DATA PROVIDED below:
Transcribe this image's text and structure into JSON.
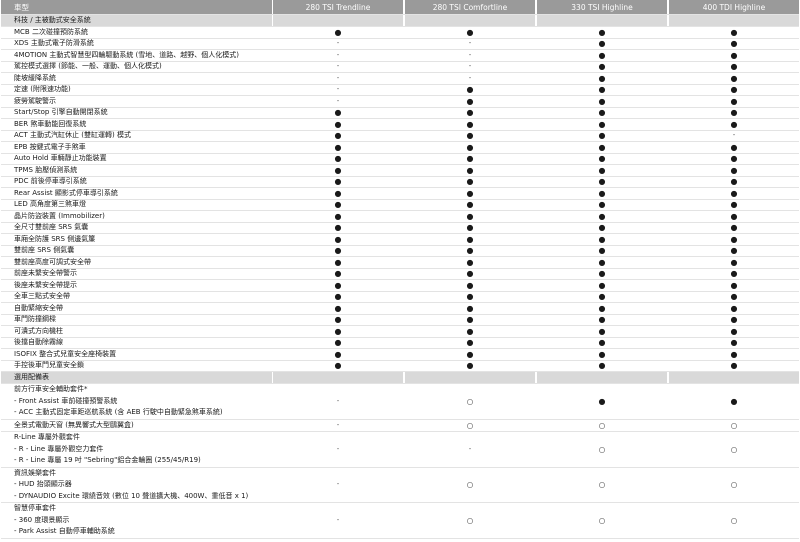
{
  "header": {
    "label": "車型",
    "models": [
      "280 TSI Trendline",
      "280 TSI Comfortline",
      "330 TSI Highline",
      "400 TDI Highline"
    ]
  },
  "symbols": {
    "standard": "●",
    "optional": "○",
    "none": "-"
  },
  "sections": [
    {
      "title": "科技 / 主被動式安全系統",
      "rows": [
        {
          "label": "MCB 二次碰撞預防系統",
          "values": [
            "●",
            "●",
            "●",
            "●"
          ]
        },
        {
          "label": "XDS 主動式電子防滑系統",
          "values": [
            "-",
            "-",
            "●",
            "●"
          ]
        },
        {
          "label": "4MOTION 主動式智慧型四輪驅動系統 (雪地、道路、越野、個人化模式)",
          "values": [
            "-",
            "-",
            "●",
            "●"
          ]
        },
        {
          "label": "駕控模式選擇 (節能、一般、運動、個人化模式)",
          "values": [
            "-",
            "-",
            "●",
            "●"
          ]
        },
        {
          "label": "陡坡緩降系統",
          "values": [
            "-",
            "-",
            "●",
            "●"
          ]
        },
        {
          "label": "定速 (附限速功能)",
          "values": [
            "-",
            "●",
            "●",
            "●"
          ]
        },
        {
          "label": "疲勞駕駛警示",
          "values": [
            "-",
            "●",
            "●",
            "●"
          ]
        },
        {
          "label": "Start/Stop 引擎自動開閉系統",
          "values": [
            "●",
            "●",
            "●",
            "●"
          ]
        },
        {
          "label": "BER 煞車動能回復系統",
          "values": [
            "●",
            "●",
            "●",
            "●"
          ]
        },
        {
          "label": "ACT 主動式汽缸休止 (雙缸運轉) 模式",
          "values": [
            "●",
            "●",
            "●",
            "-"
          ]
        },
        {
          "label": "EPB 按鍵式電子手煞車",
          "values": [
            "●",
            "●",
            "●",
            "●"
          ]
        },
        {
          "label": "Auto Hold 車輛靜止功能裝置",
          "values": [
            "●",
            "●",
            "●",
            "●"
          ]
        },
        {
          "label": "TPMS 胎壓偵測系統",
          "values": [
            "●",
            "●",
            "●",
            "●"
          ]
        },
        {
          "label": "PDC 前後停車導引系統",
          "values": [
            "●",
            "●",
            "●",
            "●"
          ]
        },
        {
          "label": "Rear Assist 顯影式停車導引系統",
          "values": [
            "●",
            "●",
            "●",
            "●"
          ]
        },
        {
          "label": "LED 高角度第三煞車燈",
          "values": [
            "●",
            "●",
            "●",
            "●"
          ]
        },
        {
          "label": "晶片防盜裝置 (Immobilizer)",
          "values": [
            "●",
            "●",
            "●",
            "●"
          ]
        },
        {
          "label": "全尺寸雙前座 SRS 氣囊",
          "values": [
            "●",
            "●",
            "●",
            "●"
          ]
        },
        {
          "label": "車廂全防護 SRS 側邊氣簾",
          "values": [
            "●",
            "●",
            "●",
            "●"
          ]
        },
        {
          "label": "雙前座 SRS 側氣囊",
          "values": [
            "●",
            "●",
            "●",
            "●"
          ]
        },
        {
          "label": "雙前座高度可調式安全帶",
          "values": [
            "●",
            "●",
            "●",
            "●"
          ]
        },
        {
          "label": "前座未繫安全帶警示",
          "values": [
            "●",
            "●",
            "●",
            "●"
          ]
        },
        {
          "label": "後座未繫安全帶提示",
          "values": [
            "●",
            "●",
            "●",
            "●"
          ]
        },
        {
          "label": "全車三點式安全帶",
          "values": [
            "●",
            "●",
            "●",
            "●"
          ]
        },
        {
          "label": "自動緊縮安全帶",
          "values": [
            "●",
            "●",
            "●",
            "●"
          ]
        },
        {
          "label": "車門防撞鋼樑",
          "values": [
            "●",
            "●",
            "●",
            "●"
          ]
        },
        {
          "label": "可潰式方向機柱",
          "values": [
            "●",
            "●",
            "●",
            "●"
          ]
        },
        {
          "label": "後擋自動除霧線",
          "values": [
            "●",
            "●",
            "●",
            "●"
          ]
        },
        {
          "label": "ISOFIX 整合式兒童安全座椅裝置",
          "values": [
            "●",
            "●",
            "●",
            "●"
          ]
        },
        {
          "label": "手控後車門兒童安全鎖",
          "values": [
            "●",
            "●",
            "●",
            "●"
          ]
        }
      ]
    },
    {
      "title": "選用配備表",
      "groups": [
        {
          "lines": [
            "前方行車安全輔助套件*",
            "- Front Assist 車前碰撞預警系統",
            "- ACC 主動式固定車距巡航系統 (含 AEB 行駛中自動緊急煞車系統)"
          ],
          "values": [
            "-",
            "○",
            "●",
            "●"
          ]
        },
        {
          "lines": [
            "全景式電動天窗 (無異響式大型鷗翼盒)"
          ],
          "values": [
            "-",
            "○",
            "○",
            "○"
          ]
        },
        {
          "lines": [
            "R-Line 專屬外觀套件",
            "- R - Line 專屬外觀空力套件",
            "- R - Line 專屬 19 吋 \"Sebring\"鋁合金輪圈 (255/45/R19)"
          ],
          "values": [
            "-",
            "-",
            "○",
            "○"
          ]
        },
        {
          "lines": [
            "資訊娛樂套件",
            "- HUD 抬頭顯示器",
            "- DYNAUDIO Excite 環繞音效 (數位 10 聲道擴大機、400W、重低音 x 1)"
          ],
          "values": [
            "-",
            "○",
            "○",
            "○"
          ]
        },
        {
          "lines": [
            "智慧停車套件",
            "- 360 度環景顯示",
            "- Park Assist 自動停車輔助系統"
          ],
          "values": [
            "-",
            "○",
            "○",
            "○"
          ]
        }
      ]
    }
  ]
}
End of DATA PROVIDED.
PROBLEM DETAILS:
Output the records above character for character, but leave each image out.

WRITTEN RESPONSE:
Transcribe this image's text and structure into JSON.
{
  "header": {
    "label": "車型",
    "models": [
      "280 TSI Trendline",
      "280 TSI Comfortline",
      "330 TSI Highline",
      "400 TDI Highline"
    ]
  },
  "symbols": {
    "standard": "●",
    "optional": "○",
    "none": "-"
  },
  "sections": [
    {
      "title": "科技 / 主被動式安全系統",
      "rows": [
        {
          "label": "MCB 二次碰撞預防系統",
          "values": [
            "●",
            "●",
            "●",
            "●"
          ]
        },
        {
          "label": "XDS 主動式電子防滑系統",
          "values": [
            "-",
            "-",
            "●",
            "●"
          ]
        },
        {
          "label": "4MOTION 主動式智慧型四輪驅動系統 (雪地、道路、越野、個人化模式)",
          "values": [
            "-",
            "-",
            "●",
            "●"
          ]
        },
        {
          "label": "駕控模式選擇 (節能、一般、運動、個人化模式)",
          "values": [
            "-",
            "-",
            "●",
            "●"
          ]
        },
        {
          "label": "陡坡緩降系統",
          "values": [
            "-",
            "-",
            "●",
            "●"
          ]
        },
        {
          "label": "定速 (附限速功能)",
          "values": [
            "-",
            "●",
            "●",
            "●"
          ]
        },
        {
          "label": "疲勞駕駛警示",
          "values": [
            "-",
            "●",
            "●",
            "●"
          ]
        },
        {
          "label": "Start/Stop 引擎自動開閉系統",
          "values": [
            "●",
            "●",
            "●",
            "●"
          ]
        },
        {
          "label": "BER 煞車動能回復系統",
          "values": [
            "●",
            "●",
            "●",
            "●"
          ]
        },
        {
          "label": "ACT 主動式汽缸休止 (雙缸運轉) 模式",
          "values": [
            "●",
            "●",
            "●",
            "-"
          ]
        },
        {
          "label": "EPB 按鍵式電子手煞車",
          "values": [
            "●",
            "●",
            "●",
            "●"
          ]
        },
        {
          "label": "Auto Hold 車輛靜止功能裝置",
          "values": [
            "●",
            "●",
            "●",
            "●"
          ]
        },
        {
          "label": "TPMS 胎壓偵測系統",
          "values": [
            "●",
            "●",
            "●",
            "●"
          ]
        },
        {
          "label": "PDC 前後停車導引系統",
          "values": [
            "●",
            "●",
            "●",
            "●"
          ]
        },
        {
          "label": "Rear Assist 顯影式停車導引系統",
          "values": [
            "●",
            "●",
            "●",
            "●"
          ]
        },
        {
          "label": "LED 高角度第三煞車燈",
          "values": [
            "●",
            "●",
            "●",
            "●"
          ]
        },
        {
          "label": "晶片防盜裝置 (Immobilizer)",
          "values": [
            "●",
            "●",
            "●",
            "●"
          ]
        },
        {
          "label": "全尺寸雙前座 SRS 氣囊",
          "values": [
            "●",
            "●",
            "●",
            "●"
          ]
        },
        {
          "label": "車廂全防護 SRS 側邊氣簾",
          "values": [
            "●",
            "●",
            "●",
            "●"
          ]
        },
        {
          "label": "雙前座 SRS 側氣囊",
          "values": [
            "●",
            "●",
            "●",
            "●"
          ]
        },
        {
          "label": "雙前座高度可調式安全帶",
          "values": [
            "●",
            "●",
            "●",
            "●"
          ]
        },
        {
          "label": "前座未繫安全帶警示",
          "values": [
            "●",
            "●",
            "●",
            "●"
          ]
        },
        {
          "label": "後座未繫安全帶提示",
          "values": [
            "●",
            "●",
            "●",
            "●"
          ]
        },
        {
          "label": "全車三點式安全帶",
          "values": [
            "●",
            "●",
            "●",
            "●"
          ]
        },
        {
          "label": "自動緊縮安全帶",
          "values": [
            "●",
            "●",
            "●",
            "●"
          ]
        },
        {
          "label": "車門防撞鋼樑",
          "values": [
            "●",
            "●",
            "●",
            "●"
          ]
        },
        {
          "label": "可潰式方向機柱",
          "values": [
            "●",
            "●",
            "●",
            "●"
          ]
        },
        {
          "label": "後擋自動除霧線",
          "values": [
            "●",
            "●",
            "●",
            "●"
          ]
        },
        {
          "label": "ISOFIX 整合式兒童安全座椅裝置",
          "values": [
            "●",
            "●",
            "●",
            "●"
          ]
        },
        {
          "label": "手控後車門兒童安全鎖",
          "values": [
            "●",
            "●",
            "●",
            "●"
          ]
        }
      ]
    },
    {
      "title": "選用配備表",
      "groups": [
        {
          "lines": [
            "前方行車安全輔助套件*",
            "- Front Assist 車前碰撞預警系統",
            "- ACC 主動式固定車距巡航系統 (含 AEB 行駛中自動緊急煞車系統)"
          ],
          "values": [
            "-",
            "○",
            "●",
            "●"
          ]
        },
        {
          "lines": [
            "全景式電動天窗 (無異響式大型鷗翼盒)"
          ],
          "values": [
            "-",
            "○",
            "○",
            "○"
          ]
        },
        {
          "lines": [
            "R-Line 專屬外觀套件",
            "- R - Line 專屬外觀空力套件",
            "- R - Line 專屬 19 吋 \"Sebring\"鋁合金輪圈 (255/45/R19)"
          ],
          "values": [
            "-",
            "-",
            "○",
            "○"
          ]
        },
        {
          "lines": [
            "資訊娛樂套件",
            "- HUD 抬頭顯示器",
            "- DYNAUDIO Excite 環繞音效 (數位 10 聲道擴大機、400W、重低音 x 1)"
          ],
          "values": [
            "-",
            "○",
            "○",
            "○"
          ]
        },
        {
          "lines": [
            "智慧停車套件",
            "- 360 度環景顯示",
            "- Park Assist 自動停車輔助系統"
          ],
          "values": [
            "-",
            "○",
            "○",
            "○"
          ]
        }
      ]
    }
  ]
}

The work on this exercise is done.